___ Supplied entries ___
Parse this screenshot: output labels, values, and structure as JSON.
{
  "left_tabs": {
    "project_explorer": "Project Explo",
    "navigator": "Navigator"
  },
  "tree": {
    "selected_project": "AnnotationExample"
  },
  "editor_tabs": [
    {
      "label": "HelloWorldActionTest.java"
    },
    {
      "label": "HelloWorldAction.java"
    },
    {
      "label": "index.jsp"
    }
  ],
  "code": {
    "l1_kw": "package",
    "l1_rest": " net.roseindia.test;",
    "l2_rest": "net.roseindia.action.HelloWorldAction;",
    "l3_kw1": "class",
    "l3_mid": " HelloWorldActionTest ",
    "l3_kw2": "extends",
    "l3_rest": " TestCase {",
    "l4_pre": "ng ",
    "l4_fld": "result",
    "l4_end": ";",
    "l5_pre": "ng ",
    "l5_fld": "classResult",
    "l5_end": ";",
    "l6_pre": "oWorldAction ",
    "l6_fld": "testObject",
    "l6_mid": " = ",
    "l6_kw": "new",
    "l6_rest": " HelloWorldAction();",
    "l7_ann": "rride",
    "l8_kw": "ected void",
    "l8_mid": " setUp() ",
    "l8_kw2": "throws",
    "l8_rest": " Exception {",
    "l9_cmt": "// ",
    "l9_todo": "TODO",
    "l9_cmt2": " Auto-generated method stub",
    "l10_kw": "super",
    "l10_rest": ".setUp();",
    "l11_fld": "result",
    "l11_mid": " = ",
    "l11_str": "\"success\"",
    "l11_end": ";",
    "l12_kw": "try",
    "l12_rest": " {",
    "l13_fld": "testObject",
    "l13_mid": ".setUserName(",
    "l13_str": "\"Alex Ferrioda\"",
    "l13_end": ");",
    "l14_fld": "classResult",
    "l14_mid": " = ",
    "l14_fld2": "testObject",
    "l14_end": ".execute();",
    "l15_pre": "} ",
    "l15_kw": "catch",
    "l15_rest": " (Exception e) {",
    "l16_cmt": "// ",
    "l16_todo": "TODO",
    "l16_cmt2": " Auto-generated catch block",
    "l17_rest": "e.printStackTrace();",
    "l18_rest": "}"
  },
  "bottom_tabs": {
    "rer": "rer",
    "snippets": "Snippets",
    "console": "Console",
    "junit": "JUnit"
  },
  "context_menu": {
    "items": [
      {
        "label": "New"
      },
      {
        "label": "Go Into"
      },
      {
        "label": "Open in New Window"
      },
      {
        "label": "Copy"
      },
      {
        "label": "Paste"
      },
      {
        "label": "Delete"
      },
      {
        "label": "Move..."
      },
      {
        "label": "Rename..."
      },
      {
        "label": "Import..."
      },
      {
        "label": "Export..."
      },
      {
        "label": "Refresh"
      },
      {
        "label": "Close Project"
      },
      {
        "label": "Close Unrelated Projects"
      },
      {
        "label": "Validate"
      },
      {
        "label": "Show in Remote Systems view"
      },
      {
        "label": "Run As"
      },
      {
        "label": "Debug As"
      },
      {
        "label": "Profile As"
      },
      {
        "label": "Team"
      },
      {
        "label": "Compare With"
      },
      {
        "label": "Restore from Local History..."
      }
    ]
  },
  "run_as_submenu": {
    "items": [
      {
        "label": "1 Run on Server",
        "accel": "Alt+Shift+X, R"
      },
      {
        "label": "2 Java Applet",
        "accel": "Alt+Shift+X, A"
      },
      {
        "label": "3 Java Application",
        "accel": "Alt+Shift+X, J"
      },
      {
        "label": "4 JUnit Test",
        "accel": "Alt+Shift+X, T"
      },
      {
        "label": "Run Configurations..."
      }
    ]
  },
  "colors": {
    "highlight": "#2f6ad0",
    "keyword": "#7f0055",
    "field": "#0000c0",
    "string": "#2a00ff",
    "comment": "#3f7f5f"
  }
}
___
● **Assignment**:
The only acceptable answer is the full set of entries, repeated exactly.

● **Written response**:
Parse this screenshot: output labels, values, and structure as JSON.
{
  "left_tabs": {
    "project_explorer": "Project Explo",
    "navigator": "Navigator"
  },
  "tree": {
    "selected_project": "AnnotationExample"
  },
  "editor_tabs": [
    {
      "label": "HelloWorldActionTest.java"
    },
    {
      "label": "HelloWorldAction.java"
    },
    {
      "label": "index.jsp"
    }
  ],
  "code": {
    "l1_kw": "package",
    "l1_rest": " net.roseindia.test;",
    "l2_rest": "net.roseindia.action.HelloWorldAction;",
    "l3_kw1": "class",
    "l3_mid": " HelloWorldActionTest ",
    "l3_kw2": "extends",
    "l3_rest": " TestCase {",
    "l4_pre": "ng ",
    "l4_fld": "result",
    "l4_end": ";",
    "l5_pre": "ng ",
    "l5_fld": "classResult",
    "l5_end": ";",
    "l6_pre": "oWorldAction ",
    "l6_fld": "testObject",
    "l6_mid": " = ",
    "l6_kw": "new",
    "l6_rest": " HelloWorldAction();",
    "l7_ann": "rride",
    "l8_kw": "ected void",
    "l8_mid": " setUp() ",
    "l8_kw2": "throws",
    "l8_rest": " Exception {",
    "l9_cmt": "// ",
    "l9_todo": "TODO",
    "l9_cmt2": " Auto-generated method stub",
    "l10_kw": "super",
    "l10_rest": ".setUp();",
    "l11_fld": "result",
    "l11_mid": " = ",
    "l11_str": "\"success\"",
    "l11_end": ";",
    "l12_kw": "try",
    "l12_rest": " {",
    "l13_fld": "testObject",
    "l13_mid": ".setUserName(",
    "l13_str": "\"Alex Ferrioda\"",
    "l13_end": ");",
    "l14_fld": "classResult",
    "l14_mid": " = ",
    "l14_fld2": "testObject",
    "l14_end": ".execute();",
    "l15_pre": "} ",
    "l15_kw": "catch",
    "l15_rest": " (Exception e) {",
    "l16_cmt": "// ",
    "l16_todo": "TODO",
    "l16_cmt2": " Auto-generated catch block",
    "l17_rest": "e.printStackTrace();",
    "l18_rest": "}"
  },
  "bottom_tabs": {
    "rer": "rer",
    "snippets": "Snippets",
    "console": "Console",
    "junit": "JUnit"
  },
  "context_menu": {
    "items": [
      {
        "label": "New"
      },
      {
        "label": "Go Into"
      },
      {
        "label": "Open in New Window"
      },
      {
        "label": "Copy"
      },
      {
        "label": "Paste"
      },
      {
        "label": "Delete"
      },
      {
        "label": "Move..."
      },
      {
        "label": "Rename..."
      },
      {
        "label": "Import..."
      },
      {
        "label": "Export..."
      },
      {
        "label": "Refresh"
      },
      {
        "label": "Close Project"
      },
      {
        "label": "Close Unrelated Projects"
      },
      {
        "label": "Validate"
      },
      {
        "label": "Show in Remote Systems view"
      },
      {
        "label": "Run As"
      },
      {
        "label": "Debug As"
      },
      {
        "label": "Profile As"
      },
      {
        "label": "Team"
      },
      {
        "label": "Compare With"
      },
      {
        "label": "Restore from Local History..."
      }
    ]
  },
  "run_as_submenu": {
    "items": [
      {
        "label": "1 Run on Server",
        "accel": "Alt+Shift+X, R"
      },
      {
        "label": "2 Java Applet",
        "accel": "Alt+Shift+X, A"
      },
      {
        "label": "3 Java Application",
        "accel": "Alt+Shift+X, J"
      },
      {
        "label": "4 JUnit Test",
        "accel": "Alt+Shift+X, T"
      },
      {
        "label": "Run Configurations..."
      }
    ]
  },
  "colors": {
    "highlight": "#2f6ad0",
    "keyword": "#7f0055",
    "field": "#0000c0",
    "string": "#2a00ff",
    "comment": "#3f7f5f"
  }
}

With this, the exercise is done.